Inclusive fiction

Exquisite storytelling and its impact is apparent by the recent online conversation between Amitav Ghosh and Raghu Karnad regarding Flanagan’s 2014 ManBooker Prize-winning novel The Narrow Road to the Deep North. The two Indian writers discussed the inclusive capacity of historical fiction and the “duty” of a novelist but also gave insightful comments about a moment in history that had been made accessible through contemporary fiction.

The legendary publisher Gordon Graham puts it prophetically in a 1980 essay reprinted in As I was Saying: Essays on the International Book Business, “Creative composition in the electronic age will not happen at the moment when the author and the publisher decide it is releasable.” It will happen with the active participation of the reader. A statement that holds true 35 years later.

Irrespective of age groups and formats, the importance of storytelling can never be negated since it is an important module of communication and transmission of information, requiring the active participation of all stakeholders.

Update ( 6 December 2014):

In the paragraph listing the debut writers I should have clarified that it is not only fiction, but also nonfiction by relies upon the art of storytelling. Hence I have included Gaiutra Bahadur. My original list was much longer than was finally published.

6 December 2014 

hOle Books, Duckbill Books

hOle Books, Duckbill Books

hOle books, off Facebook page

In April 2013, Duckbill Books launched a new chapter book series in India called hOle books. ( Duckbill books was launched in 2012. It has been established by Anushka Ravishankar and Sayoni Basu.

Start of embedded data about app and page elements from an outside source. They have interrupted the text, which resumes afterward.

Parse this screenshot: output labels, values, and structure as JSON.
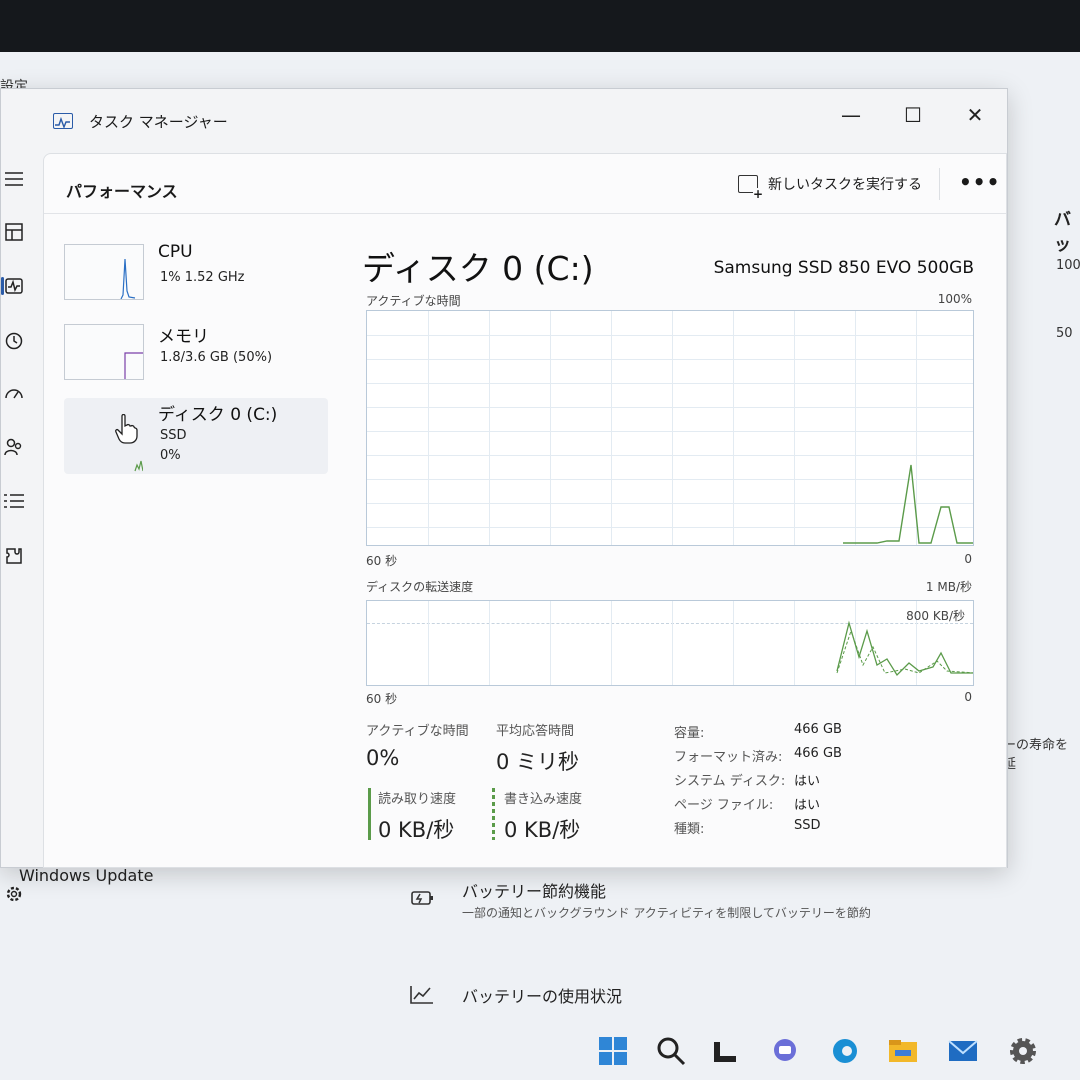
{
  "background": {
    "settings_label": "設定",
    "right_title": "バッ",
    "right_value_1": "100",
    "right_value_2": "50",
    "windows_update": "Windows Update",
    "battery_saver_title": "バッテリー節約機能",
    "battery_saver_sub": "一部の通知とバックグラウンド アクティビティを制限してバッテリーを節約",
    "battery_usage_title": "バッテリーの使用状況",
    "lifespan_text": "ーの寿命を延"
  },
  "window": {
    "title": "タスク マネージャー",
    "minimize": "—",
    "maximize": "☐",
    "close": "✕"
  },
  "header": {
    "title": "パフォーマンス",
    "run_task": "新しいタスクを実行する",
    "more": "•••"
  },
  "devices": [
    {
      "name": "CPU",
      "line1": "1%  1.52 GHz",
      "line2": ""
    },
    {
      "name": "メモリ",
      "line1": "1.8/3.6 GB (50%)",
      "line2": ""
    },
    {
      "name": "ディスク 0 (C:)",
      "line1": "SSD",
      "line2": "0%"
    }
  ],
  "detail": {
    "title": "ディスク 0 (C:)",
    "model": "Samsung SSD 850 EVO 500GB",
    "active_caption": "アクティブな時間",
    "active_max": "100%",
    "active_time_span": "60 秒",
    "active_min": "0",
    "transfer_caption": "ディスクの転送速度",
    "transfer_max": "1 MB/秒",
    "transfer_inner": "800 KB/秒",
    "transfer_time_span": "60 秒",
    "transfer_min": "0"
  },
  "stats": {
    "active_time_label": "アクティブな時間",
    "active_time_value": "0%",
    "response_label": "平均応答時間",
    "response_value": "0 ミリ秒",
    "read_label": "読み取り速度",
    "read_value": "0 KB/秒",
    "write_label": "書き込み速度",
    "write_value": "0 KB/秒"
  },
  "properties": [
    {
      "key": "容量:",
      "value": "466 GB"
    },
    {
      "key": "フォーマット済み:",
      "value": "466 GB"
    },
    {
      "key": "システム ディスク:",
      "value": "はい"
    },
    {
      "key": "ページ ファイル:",
      "value": "はい"
    },
    {
      "key": "種類:",
      "value": "SSD"
    }
  ],
  "colors": {
    "accent": "#2a5ba8",
    "graph_line": "#5b9b4a",
    "graph_border": "#b9c9d9"
  },
  "icons": {
    "nav": [
      "hamburger-menu-icon",
      "processes-icon",
      "performance-icon",
      "app-history-icon",
      "startup-apps-icon",
      "users-icon",
      "details-icon",
      "services-icon",
      "settings-icon"
    ],
    "taskbar": [
      "start-icon",
      "search-icon",
      "widgets-icon",
      "chat-icon",
      "edge-icon",
      "file-explorer-icon",
      "mail-icon",
      "settings-gear-icon"
    ]
  }
}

Two names that are very well known in children and YA literature in India and worldwide.) There are four inaugural titles, with one seasoned author, Asha Nehemiah, and three new authors. Each book has a balance between text and illustration. Short chapters, with text laid out well enough for a new reader to understand the text. These books work well for reading out aloud or for a little child to trace their fingers on the text and read slowly and clearly. At the same time, without being tied down to too many technicalities, the stories do have a zany imaginative aspect to them. My particular favourite is Asha Nehemiah’s Trouble with Magic. It has magic, imagination, taking off from an extremely ordinary situation at home. Plus a lot of colourful descriptions in the text. I read out some of the stories to my three-year-old daughter, Sarah. She loved them. The black and white illustrations are simple with bold strokes. Easy to match with the text. In 99% of the cases it works well, except for p.36 of Meera Nair’s Maya Saves the Day. I would not have noticed the discrepancy in the illustration, if it were not for the fuss being made in the story about Maya throwing a tantrum and her mother remarking upon the cost of the t-shirt that she was wearing. In the illustration though she is wearing a frock. Minor detail, but literal minded tiddlers can get quite annoying with their questions about these lapses.

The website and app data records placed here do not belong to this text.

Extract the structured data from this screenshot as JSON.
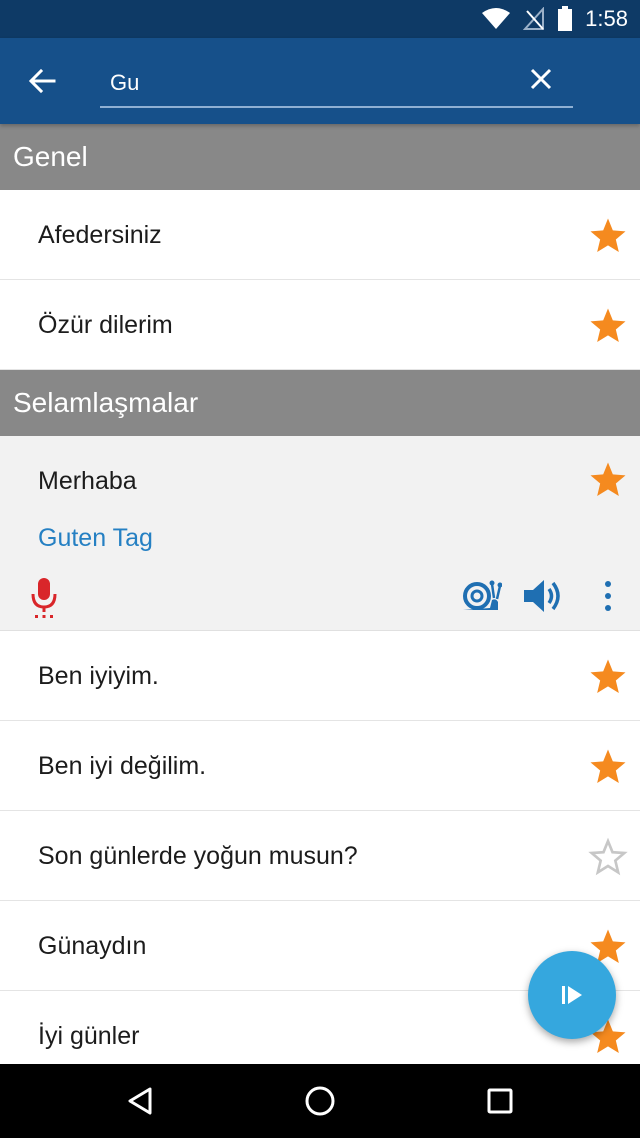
{
  "status_bar": {
    "time": "1:58",
    "icons": [
      "wifi-icon",
      "no-signal-icon",
      "battery-icon"
    ]
  },
  "app_bar": {
    "back_icon": "arrow-back-icon",
    "search_value": "Gu",
    "clear_icon": "close-icon"
  },
  "sections": [
    {
      "title": "Genel",
      "items": [
        {
          "label": "Afedersiniz",
          "favorite": true
        },
        {
          "label": "Özür dilerim",
          "favorite": true
        }
      ]
    },
    {
      "title": "Selamlaşmalar",
      "expanded_item": {
        "label": "Merhaba",
        "translation": "Guten Tag",
        "favorite": true
      },
      "items": [
        {
          "label": "Ben iyiyim.",
          "favorite": true
        },
        {
          "label": "Ben iyi değilim.",
          "favorite": true
        },
        {
          "label": "Son günlerde yoğun musun?",
          "favorite": false
        },
        {
          "label": "Günaydın",
          "favorite": true
        },
        {
          "label": "İyi günler",
          "favorite": true
        }
      ]
    }
  ],
  "colors": {
    "status_bar": "#0e3a66",
    "app_bar": "#16508a",
    "section_header": "#888888",
    "star_filled": "#f58a1f",
    "star_empty": "#c7c7c7",
    "translation": "#2580c3",
    "mic": "#d9262a",
    "audio_icons": "#1f6fb2",
    "fab": "#35a7de"
  },
  "fab_icon": "play-slow-icon",
  "nav_bar": [
    "back-triangle-icon",
    "home-circle-icon",
    "recents-square-icon"
  ]
}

The branding of hOle Books is delightful with a big fat hole punched straight through the top right hand corner of every book. The moment Sarah spotted it, she was ecstatic. She immediately poked her finger through it and danced around the house singing, “its mine, its mine”. Hmm! Not sure if that is what meant to be done to books, but if it helps inculcate a love for books, for reading, beginning with the tactile sense, then I am all for it!

hOle Books, published by Duckbill Books, India. Distributed by Westland books. Here is their Facebook page. http://www.facebook.com/hOlebooks?fref=ts